### [EXERCISE INSTRUCTIONS]
For every entry, output the exact wording.

(Items from an interface collection)
—————

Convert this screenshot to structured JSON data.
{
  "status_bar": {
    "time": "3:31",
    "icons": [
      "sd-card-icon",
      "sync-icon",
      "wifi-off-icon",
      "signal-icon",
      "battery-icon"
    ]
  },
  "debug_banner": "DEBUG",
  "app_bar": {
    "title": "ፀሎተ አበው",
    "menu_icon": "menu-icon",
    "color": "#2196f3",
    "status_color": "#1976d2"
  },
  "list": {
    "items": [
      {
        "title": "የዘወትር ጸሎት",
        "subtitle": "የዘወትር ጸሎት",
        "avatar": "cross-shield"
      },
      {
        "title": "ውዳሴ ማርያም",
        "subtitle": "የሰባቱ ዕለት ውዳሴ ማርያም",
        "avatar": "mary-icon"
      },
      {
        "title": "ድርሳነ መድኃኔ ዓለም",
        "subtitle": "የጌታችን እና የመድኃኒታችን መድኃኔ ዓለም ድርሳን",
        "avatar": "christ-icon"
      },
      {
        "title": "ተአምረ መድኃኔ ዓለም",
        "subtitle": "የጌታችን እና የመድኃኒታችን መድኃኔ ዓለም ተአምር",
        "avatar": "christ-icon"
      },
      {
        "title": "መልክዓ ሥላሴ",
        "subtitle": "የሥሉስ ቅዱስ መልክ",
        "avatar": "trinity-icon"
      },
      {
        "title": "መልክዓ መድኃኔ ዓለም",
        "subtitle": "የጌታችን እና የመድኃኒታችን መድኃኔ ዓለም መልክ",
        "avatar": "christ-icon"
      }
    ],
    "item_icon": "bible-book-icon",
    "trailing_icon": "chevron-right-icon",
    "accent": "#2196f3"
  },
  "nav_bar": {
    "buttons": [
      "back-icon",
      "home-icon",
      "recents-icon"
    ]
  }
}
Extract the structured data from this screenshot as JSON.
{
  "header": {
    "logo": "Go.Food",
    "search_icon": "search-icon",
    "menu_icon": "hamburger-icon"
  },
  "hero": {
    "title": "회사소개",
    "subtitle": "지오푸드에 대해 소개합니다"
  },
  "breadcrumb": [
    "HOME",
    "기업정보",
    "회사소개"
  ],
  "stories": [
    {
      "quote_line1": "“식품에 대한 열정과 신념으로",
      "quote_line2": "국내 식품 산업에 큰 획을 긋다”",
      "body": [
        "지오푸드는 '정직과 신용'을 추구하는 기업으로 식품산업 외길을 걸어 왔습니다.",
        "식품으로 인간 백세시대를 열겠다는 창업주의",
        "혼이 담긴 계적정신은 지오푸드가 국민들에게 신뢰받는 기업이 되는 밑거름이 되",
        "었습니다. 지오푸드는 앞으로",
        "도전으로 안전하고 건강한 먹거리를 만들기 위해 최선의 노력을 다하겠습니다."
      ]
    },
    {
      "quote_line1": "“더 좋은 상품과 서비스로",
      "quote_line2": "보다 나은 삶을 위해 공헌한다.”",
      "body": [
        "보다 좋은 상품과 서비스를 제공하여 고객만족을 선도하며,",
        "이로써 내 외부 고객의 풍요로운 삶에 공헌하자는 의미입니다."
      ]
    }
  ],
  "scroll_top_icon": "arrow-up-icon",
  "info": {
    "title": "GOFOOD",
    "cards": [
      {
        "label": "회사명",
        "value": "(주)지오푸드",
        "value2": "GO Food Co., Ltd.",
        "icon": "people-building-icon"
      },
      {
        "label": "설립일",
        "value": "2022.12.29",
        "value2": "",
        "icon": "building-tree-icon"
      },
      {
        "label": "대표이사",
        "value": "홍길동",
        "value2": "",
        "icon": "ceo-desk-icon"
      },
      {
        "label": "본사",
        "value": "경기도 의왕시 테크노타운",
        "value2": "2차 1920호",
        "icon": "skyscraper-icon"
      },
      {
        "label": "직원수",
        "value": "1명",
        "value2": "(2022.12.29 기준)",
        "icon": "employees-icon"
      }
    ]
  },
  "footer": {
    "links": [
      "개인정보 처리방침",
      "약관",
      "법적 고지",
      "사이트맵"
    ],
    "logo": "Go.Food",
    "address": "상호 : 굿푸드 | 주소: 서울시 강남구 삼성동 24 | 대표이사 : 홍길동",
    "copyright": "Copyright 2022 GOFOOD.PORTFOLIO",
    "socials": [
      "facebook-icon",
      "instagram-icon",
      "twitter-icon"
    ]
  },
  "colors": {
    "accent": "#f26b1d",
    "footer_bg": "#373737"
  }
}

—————

### [SOLVED PROBLEM]
Convert this screenshot to structured JSON data.
{
  "status_bar": {
    "time": "3:31",
    "icons": [
      "sd-card-icon",
      "sync-icon",
      "wifi-off-icon",
      "signal-icon",
      "battery-icon"
    ]
  },
  "debug_banner": "DEBUG",
  "app_bar": {
    "title": "ፀሎተ አበው",
    "menu_icon": "menu-icon",
    "color": "#2196f3",
    "status_color": "#1976d2"
  },
  "list": {
    "items": [
      {
        "title": "የዘወትር ጸሎት",
        "subtitle": "የዘወትር ጸሎት",
        "avatar": "cross-shield"
      },
      {
        "title": "ውዳሴ ማርያም",
        "subtitle": "የሰባቱ ዕለት ውዳሴ ማርያም",
        "avatar": "mary-icon"
      },
      {
        "title": "ድርሳነ መድኃኔ ዓለም",
        "subtitle": "የጌታችን እና የመድኃኒታችን መድኃኔ ዓለም ድርሳን",
        "avatar": "christ-icon"
      },
      {
        "title": "ተአምረ መድኃኔ ዓለም",
        "subtitle": "የጌታችን እና የመድኃኒታችን መድኃኔ ዓለም ተአምር",
        "avatar": "christ-icon"
      },
      {
        "title": "መልክዓ ሥላሴ",
        "subtitle": "የሥሉስ ቅዱስ መልክ",
        "avatar": "trinity-icon"
      },
      {
        "title": "መልክዓ መድኃኔ ዓለም",
        "subtitle": "የጌታችን እና የመድኃኒታችን መድኃኔ ዓለም መልክ",
        "avatar": "christ-icon"
      }
    ],
    "item_icon": "bible-book-icon",
    "trailing_icon": "chevron-right-icon",
    "accent": "#2196f3"
  },
  "nav_bar": {
    "buttons": [
      "back-icon",
      "home-icon",
      "recents-icon"
    ]
  }
}
Extract the structured data from this screenshot as JSON.
{
  "header": {
    "logo": "Go.Food",
    "search_icon": "search-icon",
    "menu_icon": "hamburger-icon"
  },
  "hero": {
    "title": "회사소개",
    "subtitle": "지오푸드에 대해 소개합니다"
  },
  "breadcrumb": [
    "HOME",
    "기업정보",
    "회사소개"
  ],
  "stories": [
    {
      "quote_line1": "“식품에 대한 열정과 신념으로",
      "quote_line2": "국내 식품 산업에 큰 획을 긋다”",
      "body": [
        "지오푸드는 '정직과 신용'을 추구하는 기업으로 식품산업 외길을 걸어 왔습니다.",
        "식품으로 인간 백세시대를 열겠다는 창업주의",
        "혼이 담긴 계적정신은 지오푸드가 국민들에게 신뢰받는 기업이 되는 밑거름이 되",
        "었습니다. 지오푸드는 앞으로",
        "도전으로 안전하고 건강한 먹거리를 만들기 위해 최선의 노력을 다하겠습니다."
      ]
    },
    {
      "quote_line1": "“더 좋은 상품과 서비스로",
      "quote_line2": "보다 나은 삶을 위해 공헌한다.”",
      "body": [
        "보다 좋은 상품과 서비스를 제공하여 고객만족을 선도하며,",
        "이로써 내 외부 고객의 풍요로운 삶에 공헌하자는 의미입니다."
      ]
    }
  ],
  "scroll_top_icon": "arrow-up-icon",
  "info": {
    "title": "GOFOOD",
    "cards": [
      {
        "label": "회사명",
        "value": "(주)지오푸드",
        "value2": "GO Food Co., Ltd.",
        "icon": "people-building-icon"
      },
      {
        "label": "설립일",
        "value": "2022.12.29",
        "value2": "",
        "icon": "building-tree-icon"
      },
      {
        "label": "대표이사",
        "value": "홍길동",
        "value2": "",
        "icon": "ceo-desk-icon"
      },
      {
        "label": "본사",
        "value": "경기도 의왕시 테크노타운",
        "value2": "2차 1920호",
        "icon": "skyscraper-icon"
      },
      {
        "label": "직원수",
        "value": "1명",
        "value2": "(2022.12.29 기준)",
        "icon": "employees-icon"
      }
    ]
  },
  "footer": {
    "links": [
      "개인정보 처리방침",
      "약관",
      "법적 고지",
      "사이트맵"
    ],
    "logo": "Go.Food",
    "address": "상호 : 굿푸드 | 주소: 서울시 강남구 삼성동 24 | 대표이사 : 홍길동",
    "copyright": "Copyright 2022 GOFOOD.PORTFOLIO",
    "socials": [
      "facebook-icon",
      "instagram-icon",
      "twitter-icon"
    ]
  },
  "colors": {
    "accent": "#f26b1d",
    "footer_bg": "#373737"
  }
}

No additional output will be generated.